▶ _Task to complete_
Please return the lines of the data that contain "content".

== Segment start ==

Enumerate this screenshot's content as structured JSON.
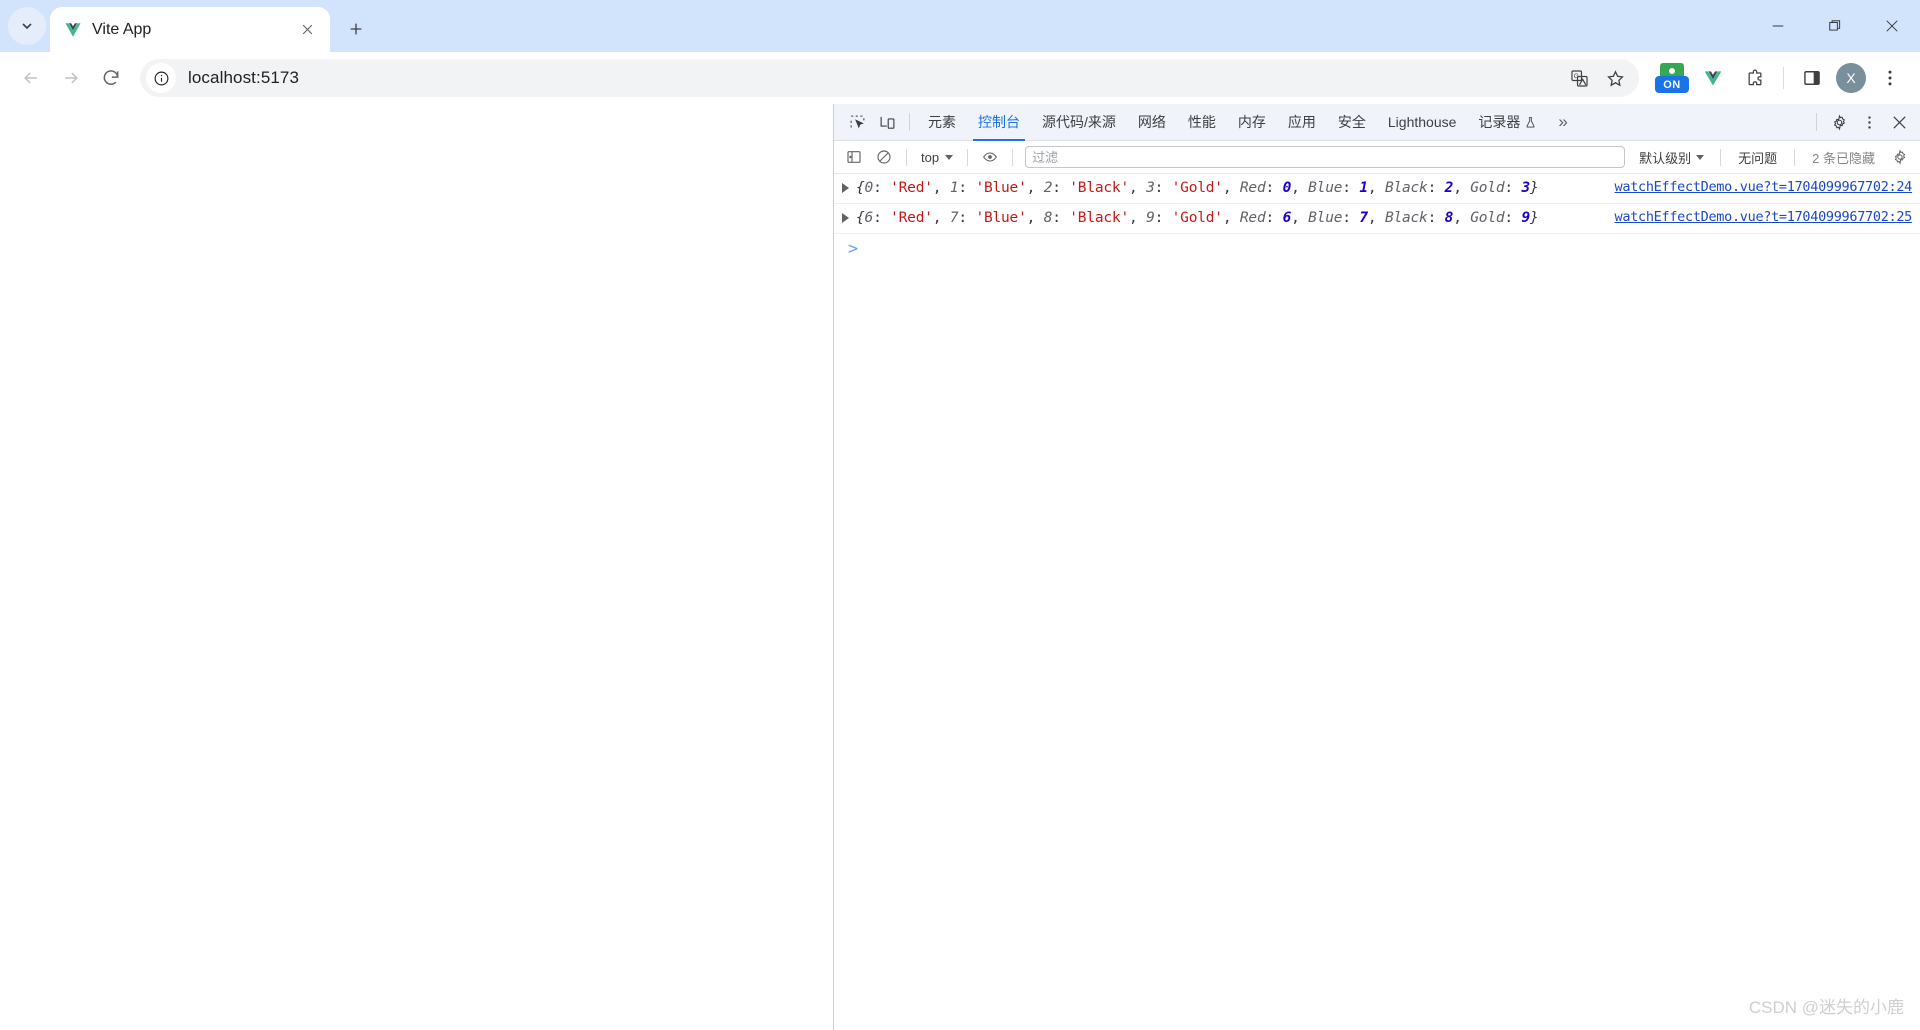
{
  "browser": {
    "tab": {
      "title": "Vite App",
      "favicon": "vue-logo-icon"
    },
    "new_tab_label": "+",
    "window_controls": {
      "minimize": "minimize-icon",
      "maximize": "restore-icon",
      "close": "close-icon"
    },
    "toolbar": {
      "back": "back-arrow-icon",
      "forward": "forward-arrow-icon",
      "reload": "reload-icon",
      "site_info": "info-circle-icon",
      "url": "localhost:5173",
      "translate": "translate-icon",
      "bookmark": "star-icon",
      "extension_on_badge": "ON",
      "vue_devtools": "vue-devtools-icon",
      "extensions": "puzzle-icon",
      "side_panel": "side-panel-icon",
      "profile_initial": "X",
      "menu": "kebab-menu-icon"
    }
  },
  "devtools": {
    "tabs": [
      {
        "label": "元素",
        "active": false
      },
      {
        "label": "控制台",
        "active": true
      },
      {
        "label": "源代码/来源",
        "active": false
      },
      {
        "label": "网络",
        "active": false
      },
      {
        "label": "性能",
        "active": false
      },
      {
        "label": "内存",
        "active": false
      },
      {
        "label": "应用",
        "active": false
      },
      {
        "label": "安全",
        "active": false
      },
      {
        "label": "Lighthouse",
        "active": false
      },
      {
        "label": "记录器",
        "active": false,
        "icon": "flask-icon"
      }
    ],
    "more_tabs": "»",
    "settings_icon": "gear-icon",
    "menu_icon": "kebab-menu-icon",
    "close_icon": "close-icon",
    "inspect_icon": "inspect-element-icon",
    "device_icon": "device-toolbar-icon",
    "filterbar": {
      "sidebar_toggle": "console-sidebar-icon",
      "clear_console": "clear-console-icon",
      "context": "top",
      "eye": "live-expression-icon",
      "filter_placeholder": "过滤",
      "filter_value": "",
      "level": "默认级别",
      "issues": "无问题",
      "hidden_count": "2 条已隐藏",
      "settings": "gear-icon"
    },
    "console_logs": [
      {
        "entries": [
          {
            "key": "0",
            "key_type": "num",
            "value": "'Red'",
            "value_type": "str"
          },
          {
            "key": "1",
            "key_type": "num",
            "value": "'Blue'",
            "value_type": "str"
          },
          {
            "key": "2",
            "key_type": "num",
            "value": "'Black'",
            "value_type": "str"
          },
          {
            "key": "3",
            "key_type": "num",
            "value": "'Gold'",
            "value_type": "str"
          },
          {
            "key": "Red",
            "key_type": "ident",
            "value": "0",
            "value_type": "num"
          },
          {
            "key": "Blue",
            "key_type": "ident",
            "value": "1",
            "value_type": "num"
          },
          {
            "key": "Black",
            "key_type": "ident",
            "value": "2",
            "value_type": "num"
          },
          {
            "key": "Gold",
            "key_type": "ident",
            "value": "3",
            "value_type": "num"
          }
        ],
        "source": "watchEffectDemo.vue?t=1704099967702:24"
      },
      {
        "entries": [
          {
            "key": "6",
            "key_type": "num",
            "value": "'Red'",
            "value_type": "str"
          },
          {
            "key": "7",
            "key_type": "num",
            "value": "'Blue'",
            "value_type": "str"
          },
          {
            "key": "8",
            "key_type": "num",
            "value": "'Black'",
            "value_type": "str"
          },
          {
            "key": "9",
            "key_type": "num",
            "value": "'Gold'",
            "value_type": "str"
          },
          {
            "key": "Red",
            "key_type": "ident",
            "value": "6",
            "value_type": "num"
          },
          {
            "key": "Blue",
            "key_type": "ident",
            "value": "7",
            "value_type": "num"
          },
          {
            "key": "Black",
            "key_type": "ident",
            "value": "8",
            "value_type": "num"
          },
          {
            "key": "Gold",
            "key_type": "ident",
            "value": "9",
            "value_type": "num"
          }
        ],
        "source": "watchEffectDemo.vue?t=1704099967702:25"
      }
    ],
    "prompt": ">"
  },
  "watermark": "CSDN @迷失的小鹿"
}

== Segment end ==
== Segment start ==

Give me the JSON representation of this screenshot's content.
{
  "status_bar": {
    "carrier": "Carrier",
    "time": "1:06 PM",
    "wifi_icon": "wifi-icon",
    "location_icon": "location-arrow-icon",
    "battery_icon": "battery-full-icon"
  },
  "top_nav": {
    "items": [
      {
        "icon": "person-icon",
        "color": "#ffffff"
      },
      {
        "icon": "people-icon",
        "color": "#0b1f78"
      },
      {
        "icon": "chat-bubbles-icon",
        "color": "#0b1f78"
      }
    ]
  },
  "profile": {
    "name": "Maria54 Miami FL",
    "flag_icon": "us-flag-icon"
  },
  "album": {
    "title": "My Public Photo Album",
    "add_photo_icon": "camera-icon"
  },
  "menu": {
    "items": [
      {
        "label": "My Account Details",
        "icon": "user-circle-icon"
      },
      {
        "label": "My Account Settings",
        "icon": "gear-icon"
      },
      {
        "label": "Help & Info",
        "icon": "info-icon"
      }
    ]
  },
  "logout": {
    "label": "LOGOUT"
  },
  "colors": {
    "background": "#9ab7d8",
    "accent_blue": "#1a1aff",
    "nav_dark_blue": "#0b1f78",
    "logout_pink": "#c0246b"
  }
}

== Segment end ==

▶ _Answer below_
Enumerate this screenshot's content as structured JSON.
Give me the JSON representation of this screenshot's content.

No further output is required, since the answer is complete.